To do: Exact copy required. Repeat the records, but keep the pictures out.

(Beginning of Data to use)

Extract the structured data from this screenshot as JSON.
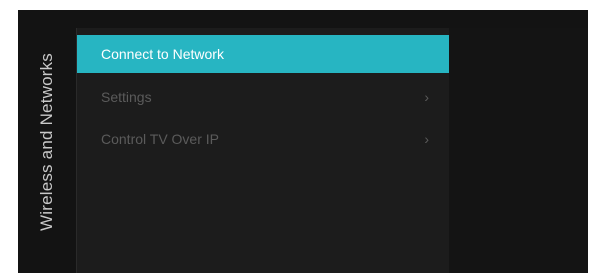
{
  "sidebar": {
    "title": "Wireless and Networks"
  },
  "menu": {
    "items": [
      {
        "label": "Connect to Network",
        "selected": true,
        "has_submenu": false
      },
      {
        "label": "Settings",
        "selected": false,
        "has_submenu": true,
        "chevron": "›"
      },
      {
        "label": "Control TV Over IP",
        "selected": false,
        "has_submenu": true,
        "chevron": "›"
      }
    ]
  },
  "colors": {
    "background": "#131313",
    "panel": "#1c1c1c",
    "highlight": "#27b5c2",
    "text_selected": "#ffffff",
    "text_dim": "#5b5b5b",
    "sidebar_text": "#c9c9c9"
  },
  "icons": {
    "submenu": "chevron-right-icon"
  }
}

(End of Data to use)

Exercise result:
Extract the structured data from this screenshot as JSON.
{
  "sidebar": {
    "title": "Wireless and Networks"
  },
  "menu": {
    "items": [
      {
        "label": "Connect to Network",
        "selected": true,
        "has_submenu": false
      },
      {
        "label": "Settings",
        "selected": false,
        "has_submenu": true,
        "chevron": "›"
      },
      {
        "label": "Control TV Over IP",
        "selected": false,
        "has_submenu": true,
        "chevron": "›"
      }
    ]
  },
  "colors": {
    "background": "#131313",
    "panel": "#1c1c1c",
    "highlight": "#27b5c2",
    "text_selected": "#ffffff",
    "text_dim": "#5b5b5b",
    "sidebar_text": "#c9c9c9"
  },
  "icons": {
    "submenu": "chevron-right-icon"
  }
}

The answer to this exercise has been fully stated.